I cannot remember a time when I did not love books. Even though I was an outgoing child and did not lack play dates, my imagination was best fueled from the adventures of fictional children and rabbits that I met on rainy afternoons while sitting Indian style on the carpeted floor of the family rec room.
Early on, I befriended Heidi, Pipi, the March girls, Scout and Scarlett, eliciting promises of lifelong friendship and fidelity.
The bookshelves that lined the upstairs hallway of the faux Colonial home we later inhabited lured me to worlds more daring than the tamer tomes of my childhood. Both my parents were avid readers and, thankfully, their tastes ran more toward history than histrionics. I was introduced to the greatest Jewish writers of the previous century: Sholem Asch, Ben Hecht, Jerzy Kosinski, Norman Mailer, Irwin Shaw, Herman Wouk, Saul Bellow, Bernard Malamud, Ayn Rand, Leon Uris, Isaac Bashevis Singer, Irving Wallace, Arthur Miller, Chaim Potok, Elie Wiesel and E.L.

Doctorow. And because the 1960s ushered in an era of previously unseen rebelliousness, secretly I would discover the unrestrained rage and sexuality of Erica Jong, Cynthia Ozick and Allen Ginsburg.
I was shaped by books. But today, raising children, working several jobs, negotiating a social life and assaying to remain upbeat in a land beset with strife can interfere with the typical reveries of a dreamer like me. And still I attempt to lure my children into a memory zone that offers perspective on our personal history, both macro and micro, while allowing space for their own contributions to the unfolding tale. Time lines don’t interest me.
Many years have passed since my children asked, “Can you tell us again the story about when the eggplant Parmesan fell in Grandma’s lap” or “Did Great- Uncle Shuie really steal a white dress for your bubby’s graduation?” I thought that they’d eventually grow bored, but now their children sit on my lap and want to hear the same yarns.

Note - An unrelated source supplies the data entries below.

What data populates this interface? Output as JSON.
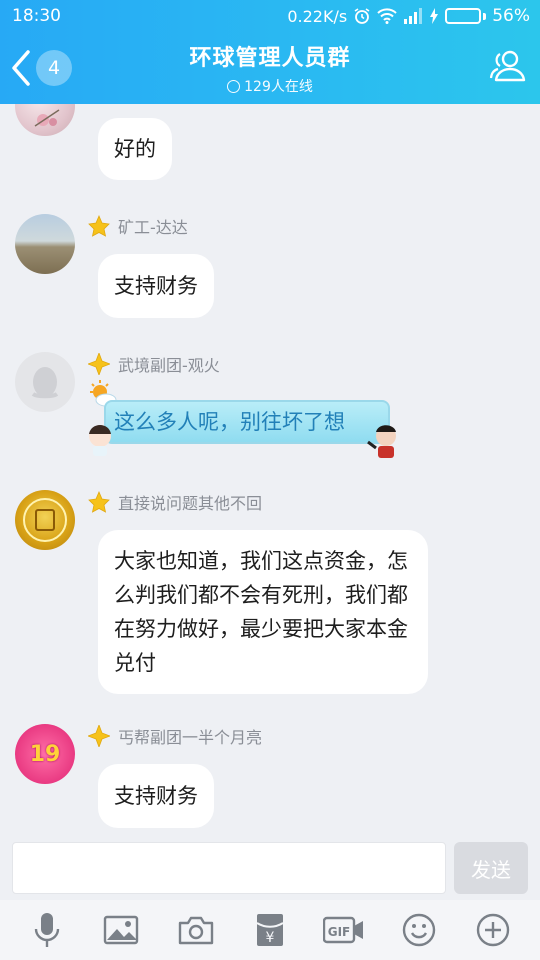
{
  "status_bar": {
    "time": "18:30",
    "network_speed": "0.22K/s",
    "battery": "56%",
    "battery_level": 0.56
  },
  "header": {
    "back_count": "4",
    "title": "环球管理人员群",
    "online": "129人在线"
  },
  "messages": [
    {
      "name": "",
      "text": "好的"
    },
    {
      "name": "矿工-达达",
      "text": "支持财务"
    },
    {
      "name": "武境副团-观火",
      "text": "这么多人呢，别往坏了想"
    },
    {
      "name": "直接说问题其他不回",
      "text": "大家也知道，我们这点资金，怎么判我们都不会有死刑，我们都在努力做好，最少要把大家本金兑付"
    },
    {
      "name": "丐帮副团一半个月亮",
      "avatar_text": "19",
      "text": "支持财务"
    }
  ],
  "composer": {
    "send_label": "发送",
    "input_value": ""
  },
  "colors": {
    "header_start": "#27a9f5",
    "header_end": "#2cc6ec",
    "background": "#eef0f4",
    "badge_gold": "#f6c21a"
  },
  "toolbar_icons": [
    "microphone-icon",
    "image-icon",
    "camera-icon",
    "red-packet-icon",
    "gif-icon",
    "emoji-icon",
    "plus-icon"
  ]
}
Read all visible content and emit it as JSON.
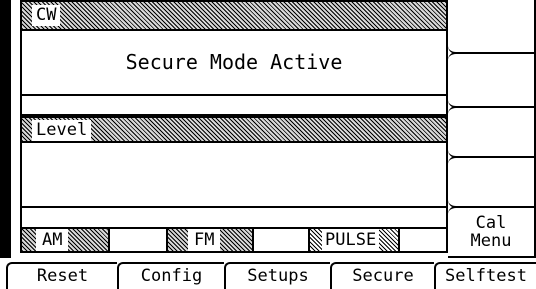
{
  "cw_panel": {
    "label": "CW",
    "message": "Secure Mode Active"
  },
  "level_panel": {
    "label": "Level"
  },
  "modulation": {
    "am": "AM",
    "fm": "FM",
    "pulse": "PULSE"
  },
  "softkeys": {
    "cal_menu_line1": "Cal",
    "cal_menu_line2": "Menu"
  },
  "bottom_menu": [
    "Reset",
    "Config",
    "Setups",
    "Secure",
    "Selftest"
  ],
  "colors": {
    "background": "#ffffff",
    "ink": "#000000",
    "hatch": "#d8d8d8"
  }
}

Needing to update my repertoire, the encyclopedia of family lore now includes tales of personal bad behavior that turned out well and the subsequent lessons learned. Looking into the face of a now-adult child, I can recall the days of neonatal wards, heart monitors and the things I shouted to nurses that cause me to cringe at the time of this writing. By recalling the experience, the rapt listeners can also smell the hospital ward, listen to the ominous beeps, taste the fear and shame that stuck in my cheeks that, oddly, tasted like metal.

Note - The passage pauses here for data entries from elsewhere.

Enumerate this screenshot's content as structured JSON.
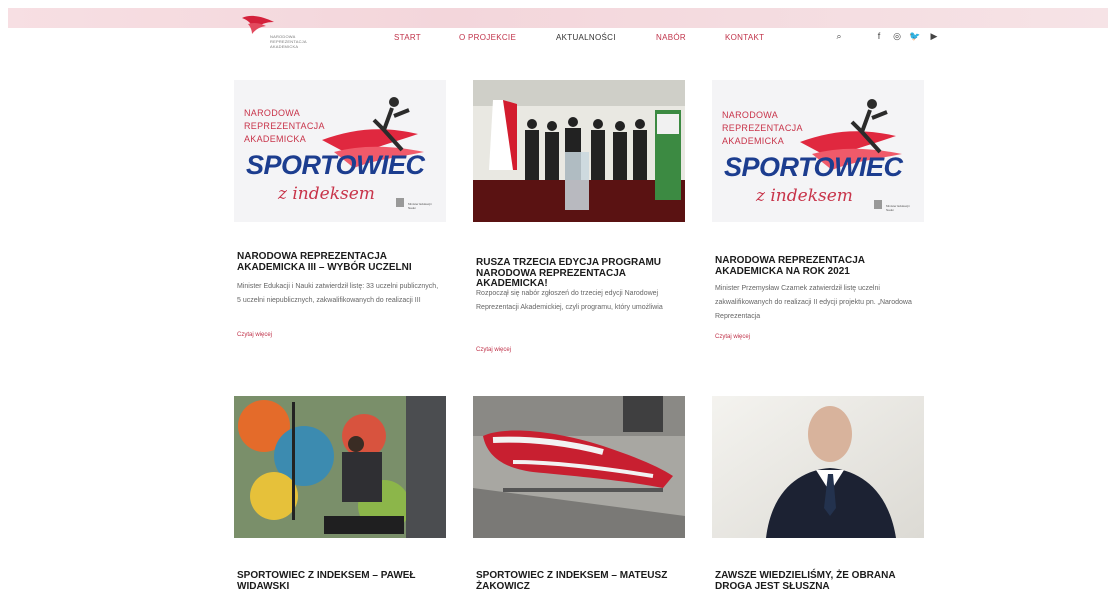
{
  "header": {
    "logo_text": "NARODOWA REPREZENTACJA AKADEMICKA",
    "nav": [
      {
        "label": "START",
        "active": false
      },
      {
        "label": "O PROJEKCIE",
        "active": false
      },
      {
        "label": "AKTUALNOŚCI",
        "active": true
      },
      {
        "label": "NABÓR",
        "active": false
      },
      {
        "label": "KONTAKT",
        "active": false
      }
    ],
    "tools": [
      "search-icon",
      "facebook-icon",
      "instagram-icon",
      "twitter-icon",
      "youtube-icon"
    ],
    "tool_glyphs": [
      "⌕",
      "f",
      "◎",
      "🐦",
      "▶"
    ]
  },
  "promo": {
    "line1": "NARODOWA",
    "line2": "REPREZENTACJA",
    "line3": "AKADEMICKA",
    "big": "SPORTOWIEC",
    "script": "z indeksem",
    "ministry": "Minister Edukacji i Nauki"
  },
  "cards": [
    {
      "image": "promo",
      "title": "NARODOWA REPREZENTACJA AKADEMICKA III – WYBÓR UCZELNI",
      "excerpt": "Minister Edukacji i Nauki zatwierdził listę: 33 uczelni publicznych, 5 uczelni niepublicznych, zakwalifikowanych do realizacji III",
      "more": "Czytaj więcej"
    },
    {
      "image": "press",
      "title": "RUSZA TRZECIA EDYCJA PROGRAMU NARODOWA REPREZENTACJA AKADEMICKA!",
      "excerpt": "Rozpoczął się nabór zgłoszeń do trzeciej edycji Narodowej Reprezentacji Akademickiej, czyli programu, który umożliwia",
      "more": "Czytaj więcej"
    },
    {
      "image": "promo",
      "title": "NARODOWA REPREZENTACJA AKADEMICKA NA ROK 2021",
      "excerpt": "Minister Przemysław Czarnek zatwierdził listę uczelni zakwalifikowanych do realizacji II edycji projektu pn. „Narodowa Reprezentacja",
      "more": "Czytaj więcej"
    },
    {
      "image": "mural",
      "title": "SPORTOWIEC Z INDEKSEM – PAWEŁ WIDAWSKI",
      "excerpt": "",
      "more": ""
    },
    {
      "image": "sled",
      "title": "SPORTOWIEC Z INDEKSEM – MATEUSZ ŻAKOWICZ",
      "excerpt": "",
      "more": ""
    },
    {
      "image": "man",
      "title": "ZAWSZE WIEDZIELIŚMY, ŻE OBRANA DROGA JEST SŁUSZNA",
      "excerpt": "",
      "more": ""
    }
  ],
  "colors": {
    "accent": "#c0334a",
    "navy": "#1c3d8f",
    "text": "#1b1b1b"
  }
}
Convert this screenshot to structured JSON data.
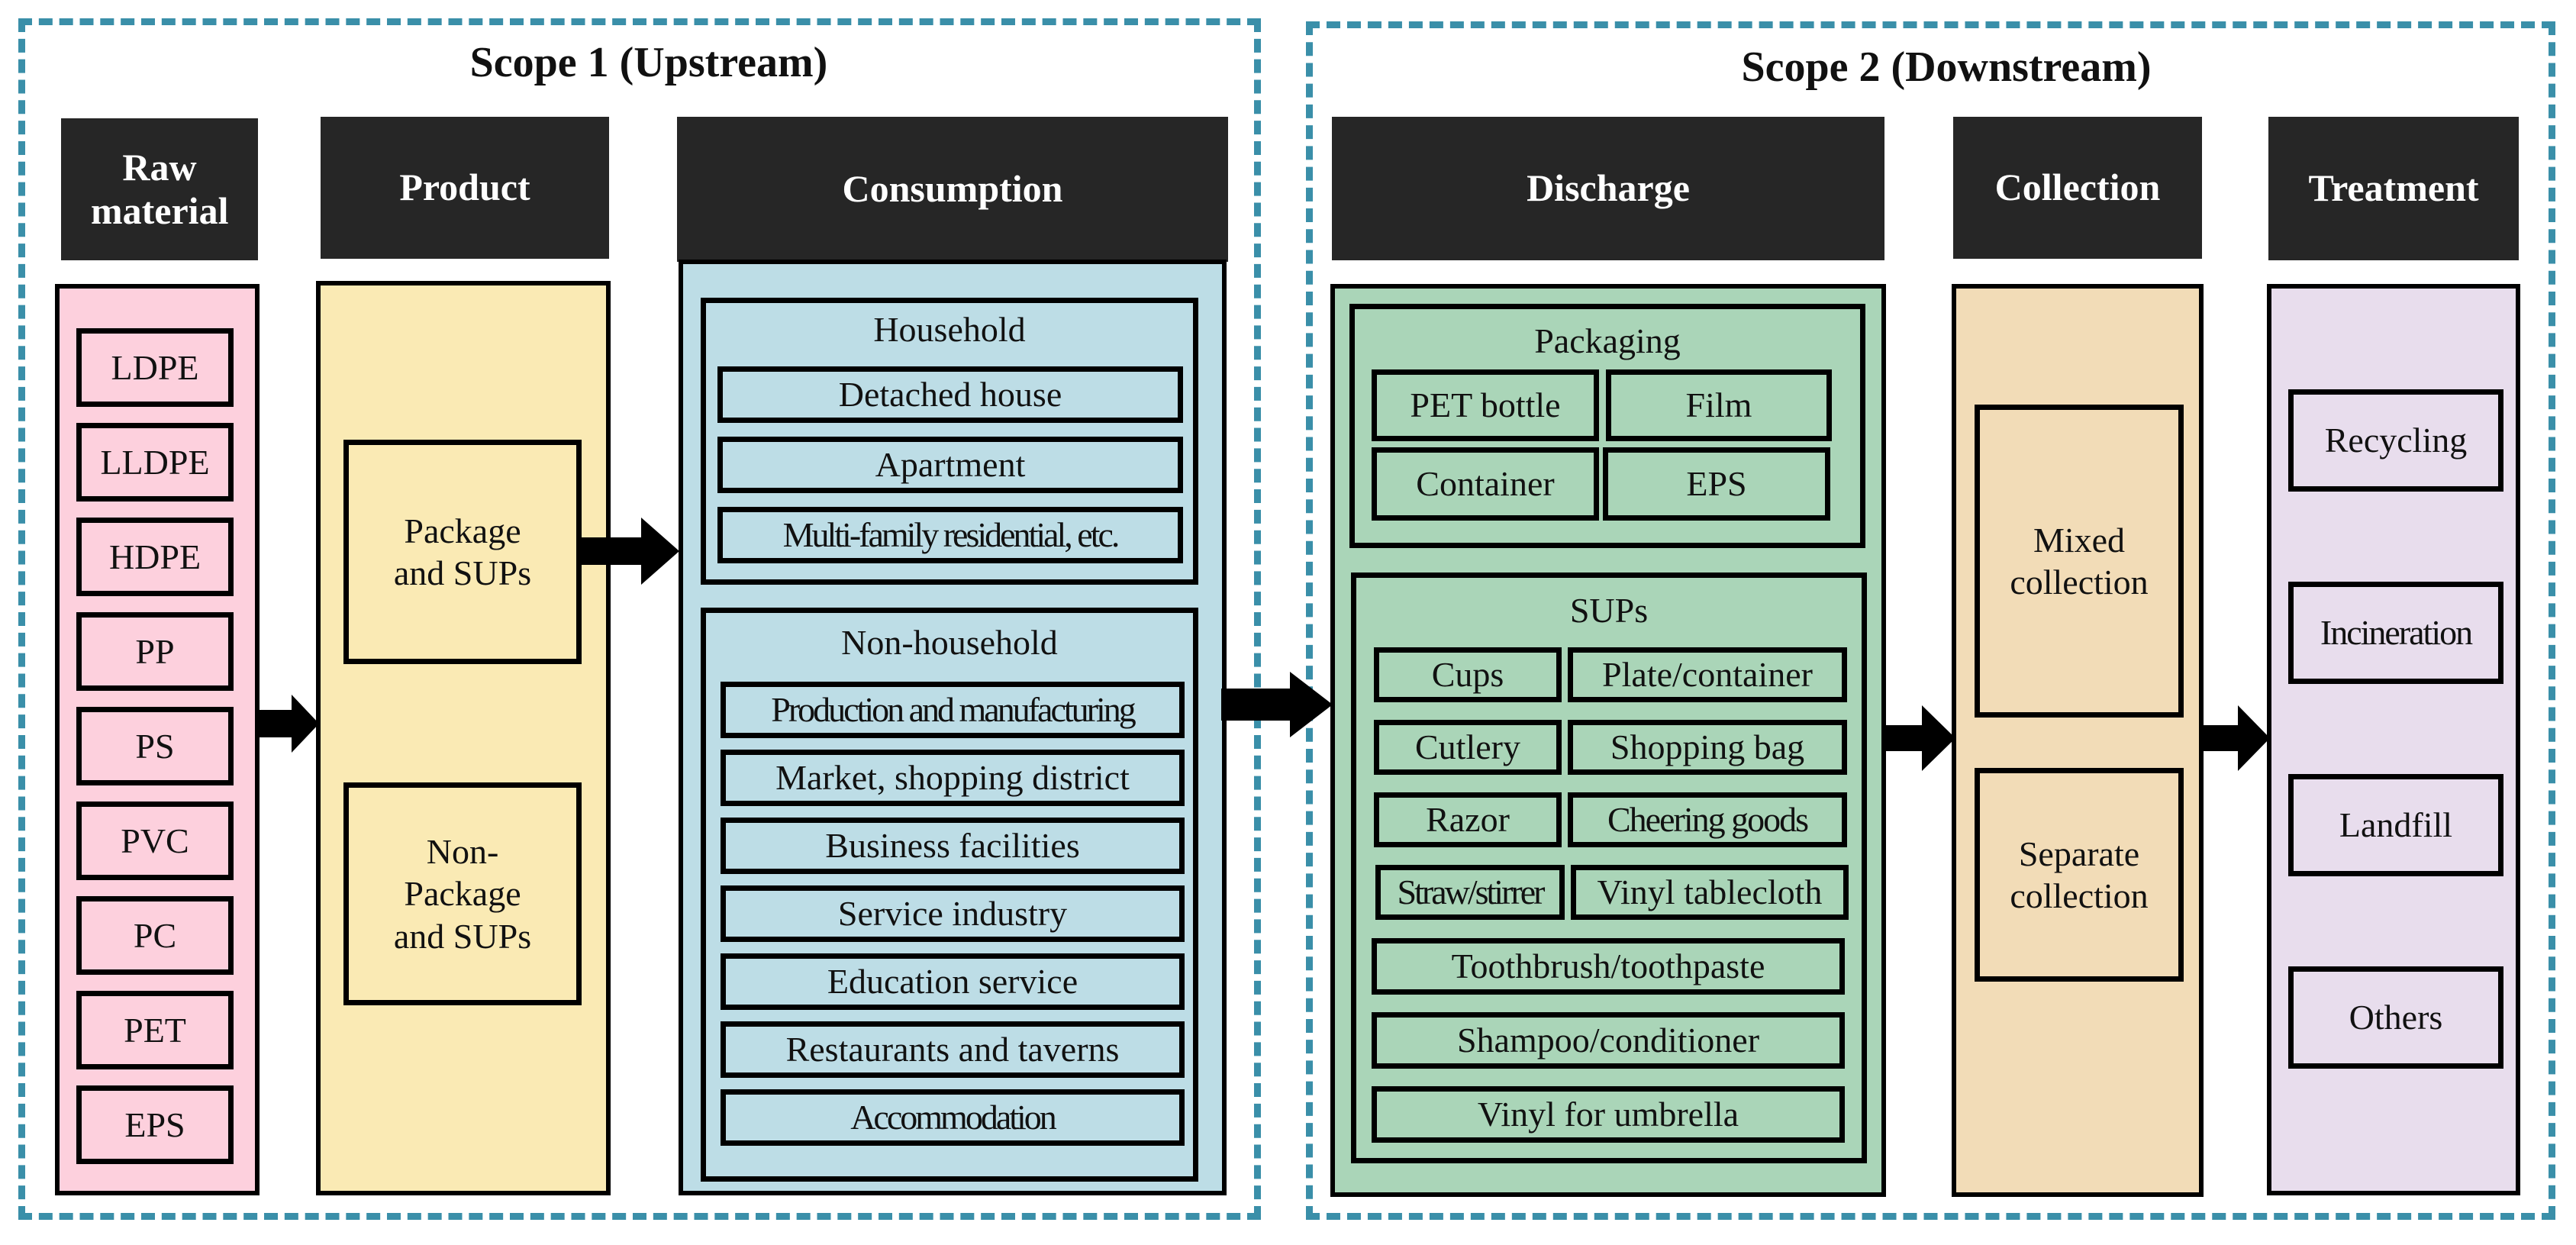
{
  "scopes": {
    "scope1_title": "Scope 1 (Upstream)",
    "scope2_title": "Scope 2 (Downstream)",
    "border_color": "#3a8fa9"
  },
  "columns": {
    "raw_material": {
      "header": "Raw material",
      "color": "#fdd0dd",
      "items": [
        "LDPE",
        "LLDPE",
        "HDPE",
        "PP",
        "PS",
        "PVC",
        "PC",
        "PET",
        "EPS"
      ]
    },
    "product": {
      "header": "Product",
      "color": "#faeab4",
      "items": [
        "Package and SUPs",
        "Non-Package and SUPs"
      ]
    },
    "consumption": {
      "header": "Consumption",
      "color": "#bddde6",
      "groups": [
        {
          "title": "Household",
          "items": [
            "Detached house",
            "Apartment",
            "Multi-family residential, etc."
          ]
        },
        {
          "title": "Non-household",
          "items": [
            "Production and manufacturing",
            "Market, shopping district",
            "Business facilities",
            "Service industry",
            "Education service",
            "Restaurants and taverns",
            "Accommodation"
          ]
        }
      ]
    },
    "discharge": {
      "header": "Discharge",
      "color": "#aad5b8",
      "packaging": {
        "title": "Packaging",
        "items": [
          "PET bottle",
          "Film",
          "Container",
          "EPS"
        ]
      },
      "sups": {
        "title": "SUPs",
        "pair_items": [
          "Cups",
          "Plate/container",
          "Cutlery",
          "Shopping bag",
          "Razor",
          "Cheering goods",
          "Straw/stirrer",
          "Vinyl tablecloth"
        ],
        "wide_items": [
          "Toothbrush/toothpaste",
          "Shampoo/conditioner",
          "Vinyl for umbrella"
        ]
      }
    },
    "collection": {
      "header": "Collection",
      "color": "#f2dcb7",
      "items": [
        "Mixed collection",
        "Separate collection"
      ]
    },
    "treatment": {
      "header": "Treatment",
      "color": "#e8dded",
      "items": [
        "Recycling",
        "Incineration",
        "Landfill",
        "Others"
      ]
    }
  }
}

Because I bear the heart of a beauty queen, I know that imagination is a superior exfoliant, inexpensively keeping the skin smooth and supple. There is a story in everything, and I believe we can will ourselves to experience all moments, both real and imagined.

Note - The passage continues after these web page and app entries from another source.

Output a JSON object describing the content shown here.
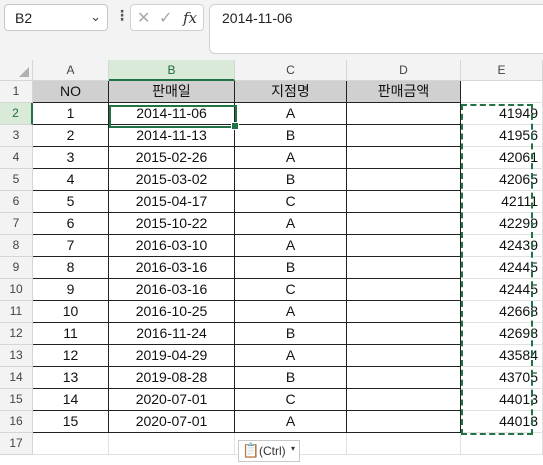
{
  "formula_bar": {
    "name_box": "B2",
    "cancel_icon": "✕",
    "enter_icon": "✓",
    "fx_label": "fx",
    "formula_value": "2014-11-06"
  },
  "sheet": {
    "columns": [
      "A",
      "B",
      "C",
      "D",
      "E"
    ],
    "rows": [
      "1",
      "2",
      "3",
      "4",
      "5",
      "6",
      "7",
      "8",
      "9",
      "10",
      "11",
      "12",
      "13",
      "14",
      "15",
      "16",
      "17"
    ],
    "header_row": [
      "NO",
      "판매일",
      "지점명",
      "판매금액",
      ""
    ],
    "data_rows": [
      [
        "1",
        "2014-11-06",
        "A",
        "",
        "41949"
      ],
      [
        "2",
        "2014-11-13",
        "B",
        "",
        "41956"
      ],
      [
        "3",
        "2015-02-26",
        "A",
        "",
        "42061"
      ],
      [
        "4",
        "2015-03-02",
        "B",
        "",
        "42065"
      ],
      [
        "5",
        "2015-04-17",
        "C",
        "",
        "42111"
      ],
      [
        "6",
        "2015-10-22",
        "A",
        "",
        "42299"
      ],
      [
        "7",
        "2016-03-10",
        "A",
        "",
        "42439"
      ],
      [
        "8",
        "2016-03-16",
        "B",
        "",
        "42445"
      ],
      [
        "9",
        "2016-03-16",
        "C",
        "",
        "42445"
      ],
      [
        "10",
        "2016-10-25",
        "A",
        "",
        "42668"
      ],
      [
        "11",
        "2016-11-24",
        "B",
        "",
        "42698"
      ],
      [
        "12",
        "2019-04-29",
        "A",
        "",
        "43584"
      ],
      [
        "13",
        "2019-08-28",
        "B",
        "",
        "43705"
      ],
      [
        "14",
        "2020-07-01",
        "C",
        "",
        "44013"
      ],
      [
        "15",
        "2020-07-01",
        "A",
        "",
        "44013"
      ]
    ],
    "active_cell": "B2",
    "accent_color": "#217346"
  },
  "paste_options": {
    "label": "(Ctrl)",
    "icon": "clipboard-icon",
    "chevron": "▾"
  }
}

Walking home from town the other day, I noticed a large pile of books neatly stacked next to the dumpster on Rehov Aza. At first I felt outraged: How do you throw out books? But then it dawned on me that the trash site had been transformed into a de facto miniature literary fair.
Books do far more than tell us what was and what is. They serve as portals for experiences that reach far beyond our respective kens. After all, what good is the gift of imagination if after watching Swan Lake one doesn’t secretly execute a clumsy arabesque or hamstring- threatening grande jete? That said, after I throw in a load of laundry and finish washing the pots that have been soaking in the sink, I think I’ll grab a hairbrush and act out my performance for American Idol. When done, I’ll dress for work and practice my opening monologue for an upcoming appearance on Oprah.
My advice to anyone interested is: Read. Dream. Tell. In doing so, you’ll leave a legacy. Because the things that we imagine seem to be far more edifying than gray-edged truths that stifle our infinite capacity for optimism.